« EelmineJätka »
"He practifed his arts on fuch fmall occafions, "that Lady Bolingbroke ufed to fay, in a French "phrafe, that he played the politician about cab"bages and turnips. His unjuftifiable impref"fion of the Patriot King, as it can be imputed "to no particular motive, muft have proceeded "from his general habit of fecrecy and cunning; he caught an opportunity of a fly trick, and "pleased himself with the thought of outwitting "Bolingbroke.
In familiar or convivial converfation, it does "not appear that he excelled. He may be faid
to have resembled Dryden, as being not one that was diftinguished by vivacity in company. It is remarkable, that, fo near his time, fo much fhould be known of what he has written, and fo little of what he has faid: traditional memory retains no fallies of raillery, nor fen"tences of obfervation; nothing either pointed or folid, either wife or merry. One apoph* thegm only ftands upon record. When an ob
jection railed against his infcription for Shake"Spear was defended by the authority of Patrick, "he replied-horrefco referens-that he would allow the publisher of a dictionary to know the meaning of a fingle word, but not of two "words put together.
"He was fretful, and eafily displeased, and allowed himself to be capriciously refentful. He would fometimes leave Lord Oxford filently, no
́ ́ one could tell why, and was to be courted back
by more letters and messages than the footmen
were willing to carry. The table was indeed infefted by Lady Mary Wortley, who was the "friend of Lady Oxford, and who, knowing " his peevishness, could by no entreaties be re"ftrained from contradicting him, till their dif putes were sharpened to fuch afperity, that one or the other quitted the house.
He fometimes condefcended to be jocular with fervants or inferiors; but by no merriment, either of others or his own, was he ever seen excited to laughter.
Of his domeftic character, frugality was a part eminently remarkable. Having determined "not to be dependent, he determined not to be in "want, and therefore wifely and magnanimously
rejected all temptations to expence unfuitable to his fortune. This general care must be univerfally approved; but it fometimes appeared in petty artifices of parfimony, fuch as the practice of writing his compofitions on the back "of letters, as may be seen in the remaining copy of the Iliad, by which perhaps in five years hive fhillings were faved; or in a niggardly recep"tion of his friends, and fcantinefs of enter tainment, as, when he had two guests in his houfe, he would fet at fupper a fingle pint upon "the table; and having himself taken two fmall glaffes, would retire, and fay, Gentlemen, I

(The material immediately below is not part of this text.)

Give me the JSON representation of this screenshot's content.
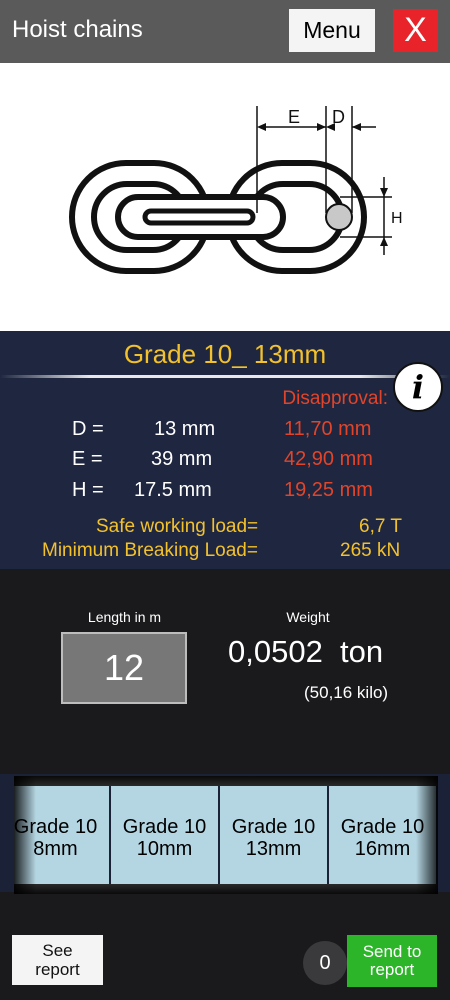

leave you to your wine. Yet he tells his friends, "that he has a heart for all, a houfe for all, and,. "whatever they may think, a fortune for all.

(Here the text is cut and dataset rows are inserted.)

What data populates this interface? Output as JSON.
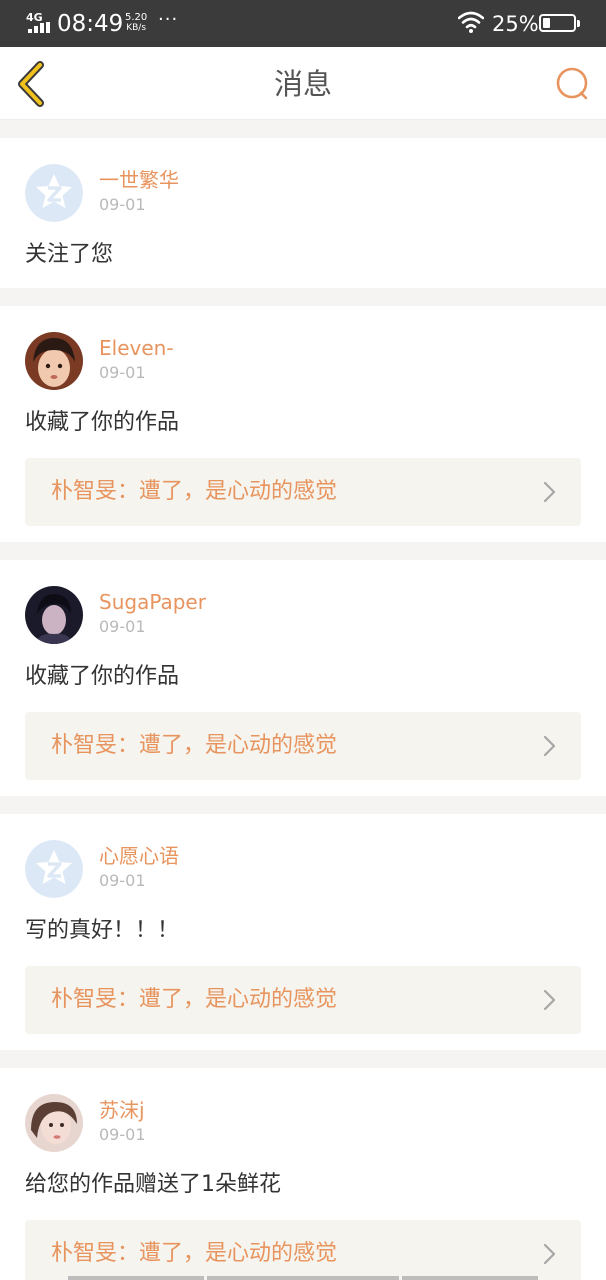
{
  "status_bar": {
    "network": "4G",
    "time": "08:49",
    "speed_value": "5.20",
    "speed_unit": "KB/s",
    "more": "···",
    "battery_text": "25%",
    "battery_level": 0.25
  },
  "nav": {
    "title": "消息",
    "back_icon": "chevron-left-icon",
    "search_icon": "search-icon"
  },
  "colors": {
    "accent": "#e8945e",
    "back_icon": "#c7a42a",
    "status_bar_bg": "#3b3b3b",
    "preview_bg": "#f5f4ee"
  },
  "messages": [
    {
      "username": "一世繁华",
      "date": "09-01",
      "text": "关注了您",
      "avatar": "default-avatar-icon"
    },
    {
      "username": "Eleven-",
      "date": "09-01",
      "text": "收藏了你的作品",
      "avatar": "user-photo",
      "preview": "朴智旻：遭了，是心动的感觉"
    },
    {
      "username": "SugaPaper",
      "date": "09-01",
      "text": "收藏了你的作品",
      "avatar": "user-photo",
      "preview": "朴智旻：遭了，是心动的感觉"
    },
    {
      "username": "心愿心语",
      "date": "09-01",
      "text": "写的真好！！！",
      "avatar": "default-avatar-icon",
      "preview": "朴智旻：遭了，是心动的感觉"
    },
    {
      "username": "苏沫j",
      "date": "09-01",
      "text": "给您的作品赠送了1朵鲜花",
      "avatar": "user-photo",
      "preview": "朴智旻：遭了，是心动的感觉"
    }
  ]
}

He fometimes, however, made a fplendid dinner, and is faid to have wanted no part of the kill or elegance which fuch performances require. That this magnificence should be often σε displayed, that obftinate prudence with which "he conducted his affairs would not permit; for "his revenue, certain and cafual, amounted only "to about eight hundred pounds a year, of which "however he declares himself able to affign one "hundred to charity.
"Of this fortune, which, as it arofe from public "approbation, was very honourably obtained, his his imagination feems to have been too full: "it would be hard to find a man, fo well entitled to notice by his wit, that ever delighted fo much in talking of his money. In his letters, and in his poems, his garden and his grotto, his quincunx and his vines, or fome hints of his opulence, are always to be found. The great topic of his ridicule is poverty; the crimes with which he reproaches his antagonists are their "debts, their habitation in the Mint, and their "want of a dinner. He feems to be of an opinion not very uncommon in the world, that to want money is to want every thing.

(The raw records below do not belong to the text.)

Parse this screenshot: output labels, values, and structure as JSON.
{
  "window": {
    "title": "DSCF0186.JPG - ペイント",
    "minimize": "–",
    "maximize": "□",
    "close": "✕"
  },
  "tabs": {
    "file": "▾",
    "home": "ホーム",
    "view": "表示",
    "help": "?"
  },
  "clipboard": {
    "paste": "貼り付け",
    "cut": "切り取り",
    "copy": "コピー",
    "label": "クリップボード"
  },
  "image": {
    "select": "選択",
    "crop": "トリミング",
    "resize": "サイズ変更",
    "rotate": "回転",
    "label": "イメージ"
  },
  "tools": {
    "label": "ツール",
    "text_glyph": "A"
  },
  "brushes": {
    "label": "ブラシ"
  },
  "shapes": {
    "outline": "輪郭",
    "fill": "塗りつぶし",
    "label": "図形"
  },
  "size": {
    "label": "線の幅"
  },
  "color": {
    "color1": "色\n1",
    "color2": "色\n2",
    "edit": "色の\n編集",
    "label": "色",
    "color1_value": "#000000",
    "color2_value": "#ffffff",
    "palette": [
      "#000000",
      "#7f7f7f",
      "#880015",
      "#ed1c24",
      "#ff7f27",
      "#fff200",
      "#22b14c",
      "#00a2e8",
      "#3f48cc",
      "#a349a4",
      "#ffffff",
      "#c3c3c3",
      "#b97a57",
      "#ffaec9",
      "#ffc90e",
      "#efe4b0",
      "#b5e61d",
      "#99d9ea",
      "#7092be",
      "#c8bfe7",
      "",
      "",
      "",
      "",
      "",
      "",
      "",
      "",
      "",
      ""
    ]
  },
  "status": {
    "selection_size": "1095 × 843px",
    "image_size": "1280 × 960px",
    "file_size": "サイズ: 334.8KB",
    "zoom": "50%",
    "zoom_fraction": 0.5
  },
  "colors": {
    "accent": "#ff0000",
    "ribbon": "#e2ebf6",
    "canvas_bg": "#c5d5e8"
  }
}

Next to the pleasure of contemplating his poffeffions, seems to be that of enumerating the
men of high rank with whom he was acquainted, "and whofe notice he loudly proclaims not to have "been obtained by any practices of meannefs or fervility; a boast which was never denied to be true, and to which very few poets have ever afpired. Pope never fet his genius to fale; he * never flattered thofe whom he did not love, or "praise those whom he did not efteem. Savage "however remarked, that he began a little to "relax his dignity when he wrote a diftich for his Highness's dog.
"His admiration of the great, feems to have increafed in the advance of life. He paffed over peers and ftatefmen to infcribe his Iliad to "Congreve, with a magnanimity of which the σε praife had been complete, had his friend's virσε tue been equal to his wit.
Why he was chofen
is not now poffible
"for so great an honour, it "to know; there is no trace, in literary hiftory, of "any particular intimacy between them; nor does "the name of Congreve appear in the letters. To his latter works, however, he took care to an
nex names dignified with titles; but was not "very happy in his choice; for, except Lord "Bathurst, none of his noble friends were fuch
as that a good man would wish to have his in"timacy with them configned to pofterity: he can. "derive little honour from the notice of Cobham, Burlington, or Bolingbroke."